And in an apparent effort to keep each parcel of work below US$50,000, Pace were out and 15 companies were hired instead.

According to John-Williams’ weekend letter, eight companies were given contracts: Geotechnical Engineering Consultancy Services, Aleron Limited, CPML Contractors Limited, Quintessential Design Solutions, Kamal Phulsingh, Deon George Welding and Fabrication, Clophas Medina Limited, AMA Transport and Contract Services Limited.

And another seven companies were hired as “major suppliers”: ECOTEC EPS Construction Technologies, Transbrokerage Services Ltd, Ready Mix (West Indies) Trinidad Ltd, Trinrico Steel and Wire Products Ltd, Ramlagan General Hardware, Point Lisas Steel Products Ltd and Alsecon Ready Mix.

“Upon further evaluation of the project’s cost with the project manager [Rossini Castro],” John-Williams informed TTFA Board members this weekend, “it was found that if the construction works be [sic] undertaken on the project is given out in several different packages […] to different companies it will result in savings for the TTFA…”

John-Williams appeared to believe he found a scenario that defied economies of scale, in which managing 15 companies would be easier and more cost effective than liaising with one.

Notably though, despite the TTFA membership’s repeated requests, John-Williams did not produce the contracts used to hire any of the 15 companies or show the paperwork used to hire Pace in the first place, invoices for sums spent thus far—including for the high cost material purchased under his direct supervision—or prove that any of his schemes saved the football body money.
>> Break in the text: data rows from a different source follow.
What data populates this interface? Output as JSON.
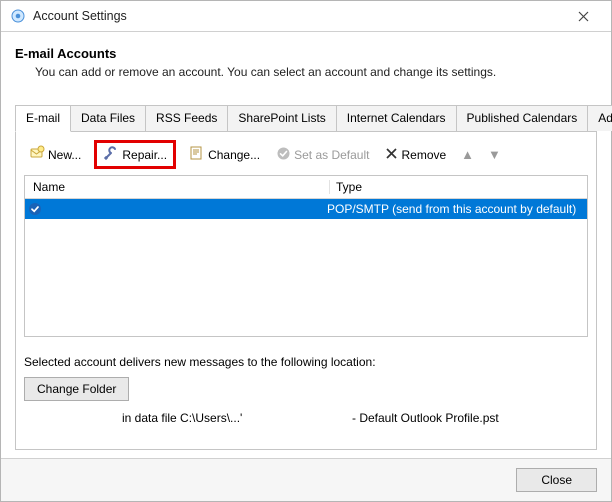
{
  "title": "Account Settings",
  "heading": "E-mail Accounts",
  "subheading": "You can add or remove an account. You can select an account and change its settings.",
  "tabs": [
    {
      "label": "E-mail"
    },
    {
      "label": "Data Files"
    },
    {
      "label": "RSS Feeds"
    },
    {
      "label": "SharePoint Lists"
    },
    {
      "label": "Internet Calendars"
    },
    {
      "label": "Published Calendars"
    },
    {
      "label": "Address Books"
    }
  ],
  "toolbar": {
    "new_label": "New...",
    "repair_label": "Repair...",
    "change_label": "Change...",
    "set_default_label": "Set as Default",
    "remove_label": "Remove"
  },
  "columns": {
    "name": "Name",
    "type": "Type"
  },
  "rows": [
    {
      "name": "",
      "type": "POP/SMTP (send from this account by default)"
    }
  ],
  "location_text": "Selected account delivers new messages to the following location:",
  "change_folder_label": "Change Folder",
  "path_prefix": "in data file C:\\Users\\...'",
  "path_suffix": "- Default Outlook Profile.pst",
  "close_label": "Close"
}
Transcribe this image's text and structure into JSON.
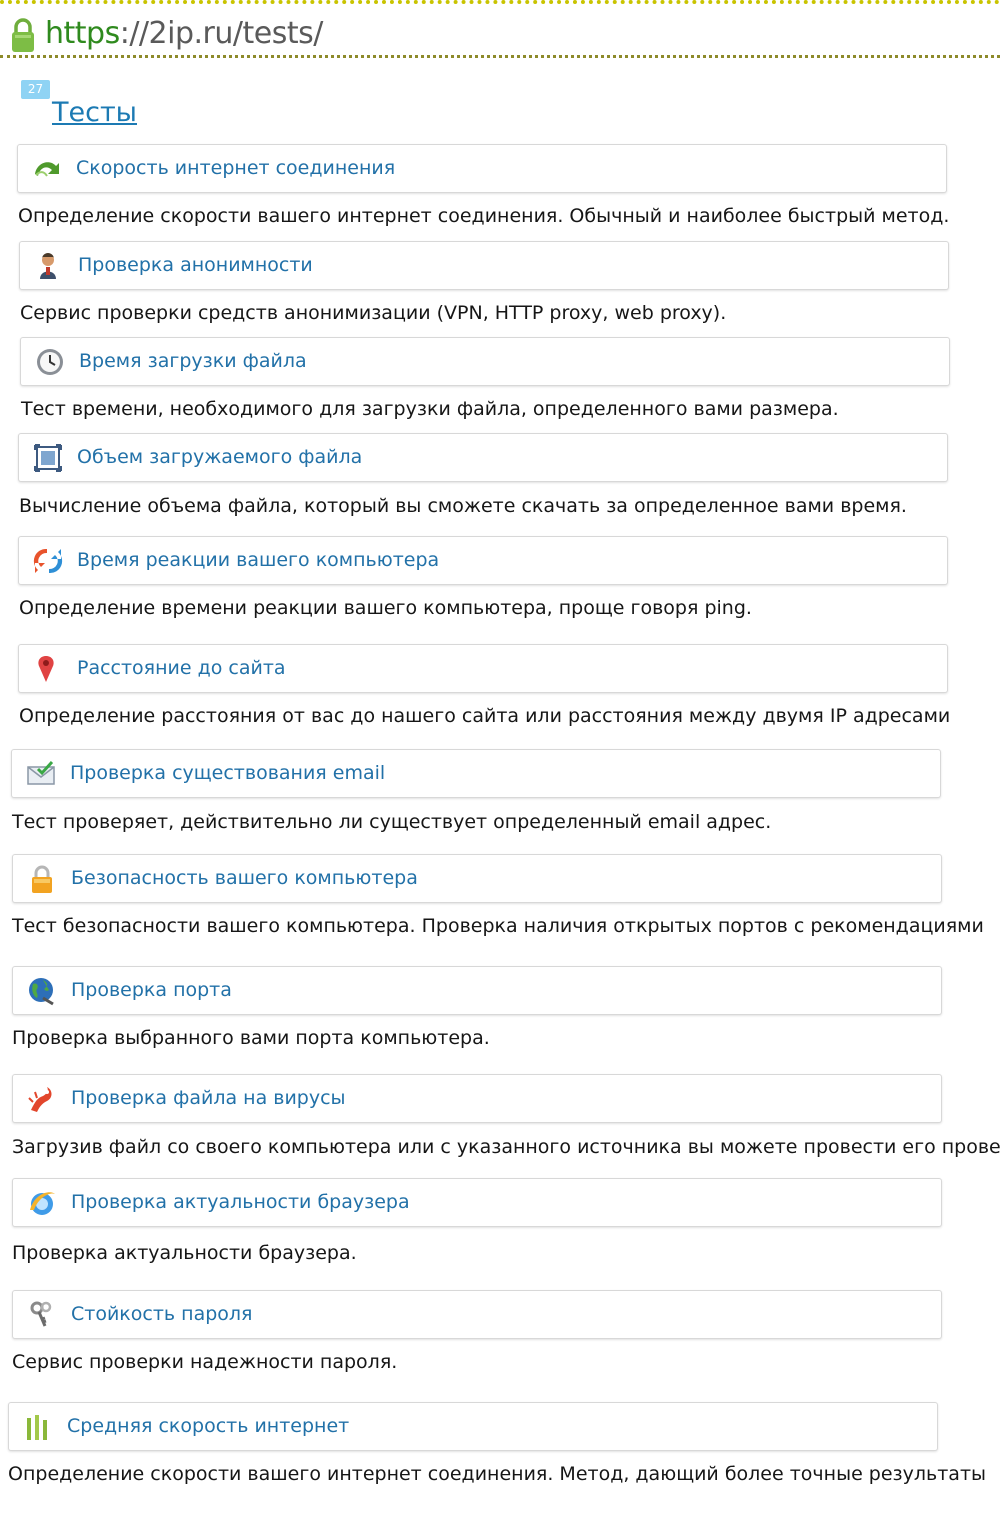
{
  "address_bar": {
    "url_scheme": "https",
    "url_rest": "://2ip.ru/tests/"
  },
  "page": {
    "badge": "27",
    "title": "Тесты"
  },
  "tests": [
    {
      "icon": "speed-arrow-icon",
      "label": "Скорость интернет соединения",
      "description": "Определение скорости вашего интернет соединения. Обычный и наиболее быстрый метод."
    },
    {
      "icon": "anonymous-user-icon",
      "label": "Проверка анонимности",
      "description": "Сервис проверки средств анонимизации (VPN, HTTP proxy, web proxy)."
    },
    {
      "icon": "clock-icon",
      "label": "Время загрузки файла",
      "description": "Тест времени, необходимого для загрузки файла, определенного вами размера."
    },
    {
      "icon": "file-size-icon",
      "label": "Объем загружаемого файла",
      "description": "Вычисление объема файла, который вы сможете скачать за определенное вами время."
    },
    {
      "icon": "refresh-icon",
      "label": "Время реакции вашего компьютера",
      "description": "Определение времени реакции вашего компьютера, проще говоря ping."
    },
    {
      "icon": "map-pin-icon",
      "label": "Расстояние до сайта",
      "description": "Определение расстояния от вас до нашего сайта или расстояния между двумя IP адресами"
    },
    {
      "icon": "envelope-check-icon",
      "label": "Проверка существования email",
      "description": "Тест проверяет, действительно ли существует определенный email адрес."
    },
    {
      "icon": "padlock-icon",
      "label": "Безопасность вашего компьютера",
      "description": "Тест безопасности вашего компьютера. Проверка наличия открытых портов с рекомендациями"
    },
    {
      "icon": "globe-icon",
      "label": "Проверка порта",
      "description": "Проверка выбранного вами порта компьютера."
    },
    {
      "icon": "virus-icon",
      "label": "Проверка файла на вирусы",
      "description": "Загрузив файл со своего компьютера или с указанного источника вы можете провести его проверку"
    },
    {
      "icon": "browser-icon",
      "label": "Проверка актуальности браузера",
      "description": "Проверка актуальности браузера."
    },
    {
      "icon": "keys-icon",
      "label": "Стойкость пароля",
      "description": "Сервис проверки надежности пароля."
    },
    {
      "icon": "bars-icon",
      "label": "Средняя скорость интернет",
      "description": "Определение скорости вашего интернет соединения. Метод, дающий более точные результаты"
    }
  ]
}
Look Loy described John-Williams’ report as “window dressing” and “an attempt to confuse and distract members.” He insisted instead that he wanted a report from Castro, the project manager, with “concrete details on progress toward project completion […] and authorised payment to any contractor(s) by the Association.”

He stressed too that John-Williams should provide members with “budgets for works being conducted in Couva and the financial status of each.”

“The President must produce the information/documentation requested […] or face consequences,” wrote Look Loy, yesterday morning. “An invitation to State investigatory agencies (Fraud Squad and FIU), as well as a resort to FIFA, to come in and examine TTFA finances remain real options if he fails to do so.”

It is uncertain what the response from the majority of the TTFA’s membership will be at tomorrow’s EGM. And John-Williams’ critics are likely to come under attack tonight by I95.5FM reporter Andre Baptiste, who promised a tell-all in a two hour special between 7pm and 9pm.

I95.5FM is also a beneficiary of a mysterious contract from the TTFA president, which covered the cost of Baptiste’s travel and accommodation for international football matches over most of the past two years.

John-Williams’ listed the TTFA’s creditors when he took office, although he did not say how much of their individual debts had been paid off.

Notably, the sixth highest name on the list is former TTFA president Raymond Tim Kee’s son, Kareem Tim Kee, who was supposedly owed just over one million dollars for graphic work done by his company, LRJ Investments.

Only Russell Latapy, Anton Corneal, Graphix Advantage, PTSC and Evan Pellerud were owed more, although Pellerud has already been paid—due to a FIFA intervention—while Graphix won a legal decision against the football body in the High Court.

Presumably, more will be said about Kareem on I95.5FM, in what might be an uncomfortable evening for his father. Tim Kee is believed to be keen on challenging John-Williams to reclaim the football presidency.